App and web page records
::::::::

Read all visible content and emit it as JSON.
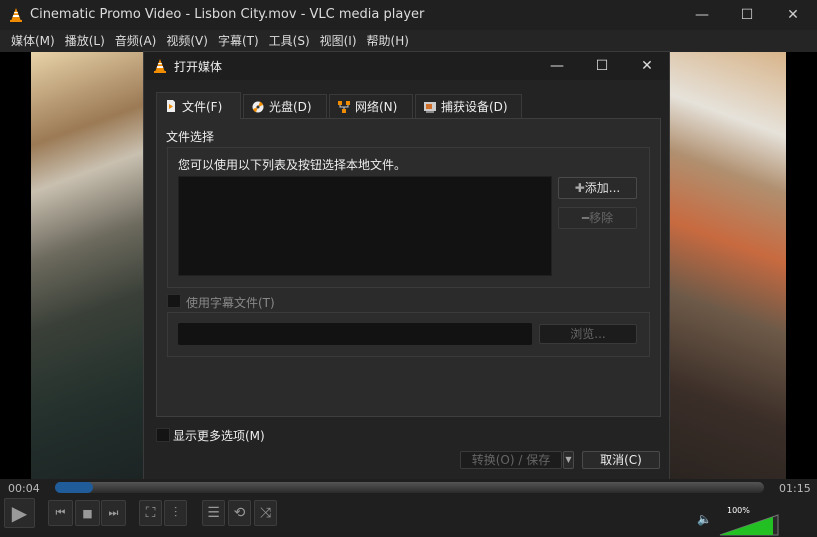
{
  "window": {
    "title": "Cinematic Promo Video - Lisbon City.mov - VLC media player",
    "minimize": "—",
    "maximize": "☐",
    "close": "✕"
  },
  "menu": [
    "媒体(M)",
    "播放(L)",
    "音频(A)",
    "视频(V)",
    "字幕(T)",
    "工具(S)",
    "视图(I)",
    "帮助(H)"
  ],
  "dialog": {
    "title": "打开媒体",
    "tabs": [
      {
        "label": "文件(F)",
        "icon": "file-icon"
      },
      {
        "label": "光盘(D)",
        "icon": "disc-icon"
      },
      {
        "label": "网络(N)",
        "icon": "network-icon"
      },
      {
        "label": "捕获设备(D)",
        "icon": "capture-device-icon"
      }
    ],
    "file_section_title": "文件选择",
    "file_hint": "您可以使用以下列表及按钮选择本地文件。",
    "add_button": "添加...",
    "remove_button": "移除",
    "subtitle_checkbox": "使用字幕文件(T)",
    "browse_button": "浏览...",
    "more_options": "显示更多选项(M)",
    "convert_button": "转换(O) / 保存",
    "cancel_button": "取消(C)"
  },
  "player": {
    "elapsed": "00:04",
    "total": "01:15",
    "progress_percent": 5.3,
    "volume_label": "100%",
    "volume_percent": 100,
    "accent": "#1f5c99"
  }
}
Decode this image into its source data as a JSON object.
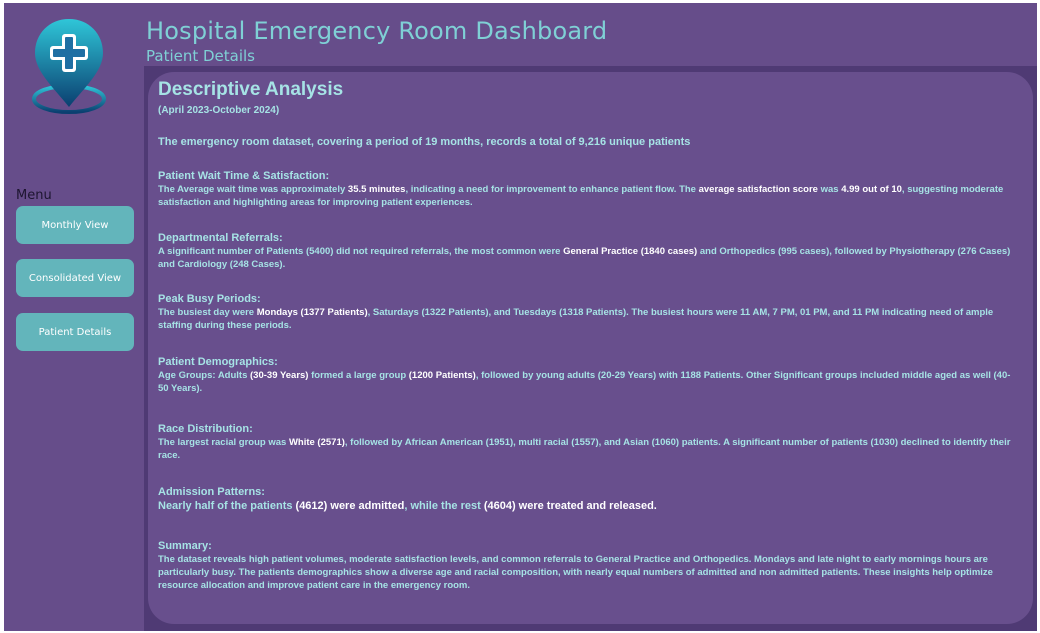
{
  "header": {
    "title": "Hospital Emergency Room Dashboard",
    "subtitle": "Patient Details"
  },
  "sidebar": {
    "menu_label": "Menu",
    "items": [
      {
        "label": "Monthly View"
      },
      {
        "label": "Consolidated View"
      },
      {
        "label": "Patient Details"
      }
    ]
  },
  "colors": {
    "background": "#664d8a",
    "card": "#684f8d",
    "accent_teal": "#63b5bb",
    "text_teal": "#a6e3e5",
    "logo_top": "#2fc6d8",
    "logo_bottom": "#0b3f70"
  },
  "icons": {
    "logo": "map-pin-medical-cross-icon"
  },
  "analysis": {
    "title": "Descriptive Analysis",
    "period": "(April 2023-October 2024)",
    "intro": "The emergency room dataset, covering a period of 19 months, records a total of 9,216 unique patients",
    "wait": {
      "heading": "Patient Wait Time & Satisfaction:",
      "t1": "The Average wait time was approximately ",
      "b1": "35.5 minutes",
      "t2": ", indicating a need for improvement to enhance patient flow. The ",
      "b2": "average satisfaction score",
      "t3": " was ",
      "b3": "4.99 out of 10",
      "t4": ", suggesting moderate satisfaction and highlighting areas for improving patient experiences."
    },
    "referrals": {
      "heading": "Departmental Referrals:",
      "t1": "A significant number of Patients (5400) did not required referrals, the most common were ",
      "b1": "General Practice (1840 cases)",
      "t2": " and Orthopedics (995 cases), followed by Physiotherapy (276 Cases) and Cardiology (248 Cases)."
    },
    "peak": {
      "heading": "Peak Busy Periods:",
      "t1": "The busiest day were ",
      "b1": "Mondays (1377 Patients)",
      "t2": ", Saturdays (1322 Patients), and Tuesdays (1318 Patients). The busiest hours were 11 AM, 7 PM, 01 PM, and 11 PM indicating need of ample staffing during these periods."
    },
    "demographics": {
      "heading": "Patient Demographics:",
      "t1": "Age Groups: Adults ",
      "b1": "(30-39 Years)",
      "t2": " formed a large group ",
      "b2": "(1200 Patients)",
      "t3": ", followed by young adults (20-29 Years) with 1188 Patients. Other Significant groups included middle aged as well (40-50 Years)."
    },
    "race": {
      "heading": "Race Distribution:",
      "t1": "The largest racial group was ",
      "b1": "White (2571)",
      "t2": ", followed by African American (1951), multi racial (1557), and Asian (1060) patients. A significant number of patients (1030) declined to identify their race."
    },
    "admission": {
      "heading": "Admission Patterns:",
      "t1": "Nearly half of the patients ",
      "b1": "(4612) were admitted",
      "t2": ", while the rest ",
      "b2": "(4604) were treated and released."
    },
    "summary": {
      "heading": "Summary:",
      "text": "The dataset reveals high patient volumes, moderate satisfaction levels, and common referrals to General Practice and Orthopedics. Mondays and late night to early mornings hours are particularly busy. The patients demographics show a diverse age and racial composition, with nearly equal numbers of admitted and non admitted patients. These insights help optimize resource allocation and improve patient care in the emergency room."
    }
  }
}
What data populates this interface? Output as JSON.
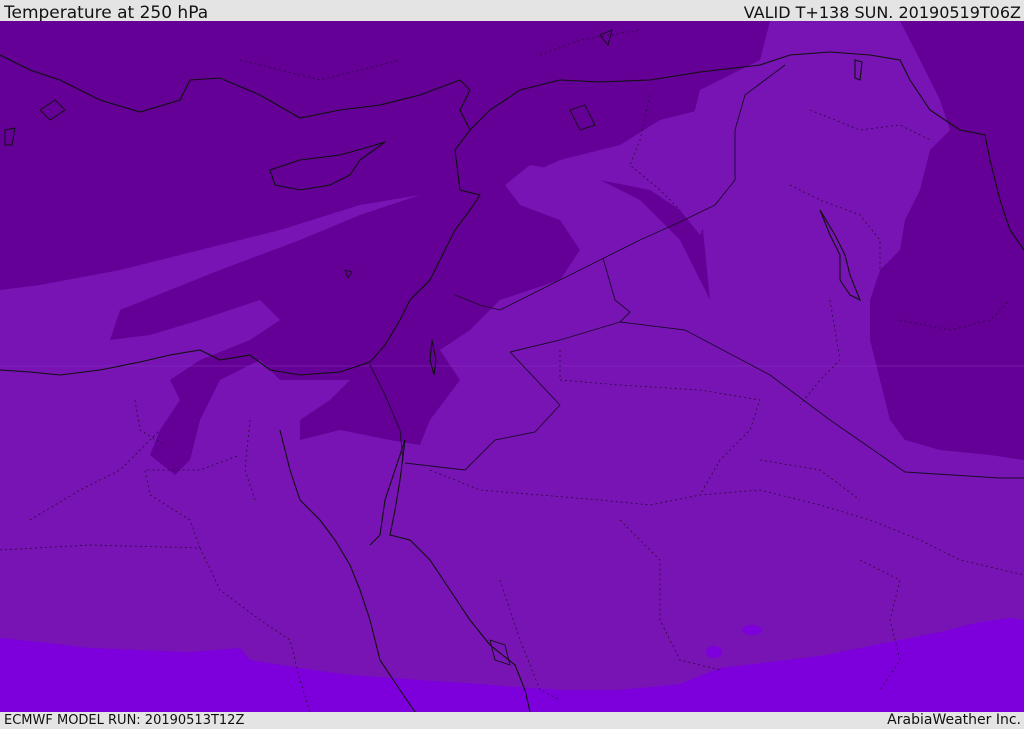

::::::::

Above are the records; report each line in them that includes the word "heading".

      "heading": "Patient Wait Time & Satisfaction:",
      "heading": "Departmental Referrals:",
      "heading": "Peak Busy Periods:",
      "heading": "Patient Demographics:",
      "heading": "Race Distribution:",
      "heading": "Admission Patterns:",
      "heading": "Summary:",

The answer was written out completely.